» **About this task**:
What you return should be each line of the data containing the string "licencia".
-- Input data follows --
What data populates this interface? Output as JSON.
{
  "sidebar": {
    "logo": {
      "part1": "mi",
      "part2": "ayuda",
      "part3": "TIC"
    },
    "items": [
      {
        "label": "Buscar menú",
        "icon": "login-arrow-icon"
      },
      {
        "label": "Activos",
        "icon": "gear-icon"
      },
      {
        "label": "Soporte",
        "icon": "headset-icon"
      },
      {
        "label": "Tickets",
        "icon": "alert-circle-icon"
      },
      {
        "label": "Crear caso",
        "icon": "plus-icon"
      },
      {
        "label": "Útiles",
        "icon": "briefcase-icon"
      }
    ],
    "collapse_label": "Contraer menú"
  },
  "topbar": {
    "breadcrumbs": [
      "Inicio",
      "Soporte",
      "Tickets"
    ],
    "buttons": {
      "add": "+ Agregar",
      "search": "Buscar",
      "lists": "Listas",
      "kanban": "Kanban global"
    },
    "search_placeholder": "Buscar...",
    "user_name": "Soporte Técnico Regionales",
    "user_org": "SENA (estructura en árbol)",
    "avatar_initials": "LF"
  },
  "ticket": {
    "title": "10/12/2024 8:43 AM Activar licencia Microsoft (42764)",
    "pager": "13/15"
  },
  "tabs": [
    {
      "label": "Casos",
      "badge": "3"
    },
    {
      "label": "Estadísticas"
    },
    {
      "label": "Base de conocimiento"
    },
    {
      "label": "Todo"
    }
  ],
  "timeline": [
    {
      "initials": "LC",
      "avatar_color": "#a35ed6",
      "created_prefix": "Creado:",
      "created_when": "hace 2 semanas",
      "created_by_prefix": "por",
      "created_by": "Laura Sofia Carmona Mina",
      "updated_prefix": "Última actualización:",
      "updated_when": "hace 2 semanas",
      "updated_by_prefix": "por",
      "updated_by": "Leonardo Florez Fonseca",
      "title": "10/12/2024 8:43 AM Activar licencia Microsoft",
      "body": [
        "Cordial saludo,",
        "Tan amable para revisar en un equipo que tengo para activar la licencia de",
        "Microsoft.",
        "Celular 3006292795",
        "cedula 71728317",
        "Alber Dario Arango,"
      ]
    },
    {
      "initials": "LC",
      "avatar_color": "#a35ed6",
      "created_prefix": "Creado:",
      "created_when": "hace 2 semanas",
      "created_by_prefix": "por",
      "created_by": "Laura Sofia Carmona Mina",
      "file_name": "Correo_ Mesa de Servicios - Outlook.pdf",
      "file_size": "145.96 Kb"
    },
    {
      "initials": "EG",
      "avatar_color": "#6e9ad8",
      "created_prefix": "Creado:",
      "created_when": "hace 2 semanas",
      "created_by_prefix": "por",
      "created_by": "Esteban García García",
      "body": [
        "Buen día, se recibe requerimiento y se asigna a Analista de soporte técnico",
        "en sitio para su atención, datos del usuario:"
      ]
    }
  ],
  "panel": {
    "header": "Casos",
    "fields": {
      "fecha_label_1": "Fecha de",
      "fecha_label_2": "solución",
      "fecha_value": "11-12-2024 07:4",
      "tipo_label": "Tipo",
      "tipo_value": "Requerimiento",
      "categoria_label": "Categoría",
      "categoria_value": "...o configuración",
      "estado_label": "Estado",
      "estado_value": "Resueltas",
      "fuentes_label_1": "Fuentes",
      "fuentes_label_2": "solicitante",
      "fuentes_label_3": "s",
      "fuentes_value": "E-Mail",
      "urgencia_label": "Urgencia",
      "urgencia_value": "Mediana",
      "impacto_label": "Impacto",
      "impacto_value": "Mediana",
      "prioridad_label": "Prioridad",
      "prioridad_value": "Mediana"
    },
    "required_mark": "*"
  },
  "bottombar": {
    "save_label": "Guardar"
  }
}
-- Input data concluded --
» **Exercise solution**:
    "title": "10/12/2024 8:43 AM Activar licencia Microsoft (42764)",
      "title": "10/12/2024 8:43 AM Activar licencia Microsoft",
        "Tan amable para revisar en un equipo que tengo para activar la licencia de",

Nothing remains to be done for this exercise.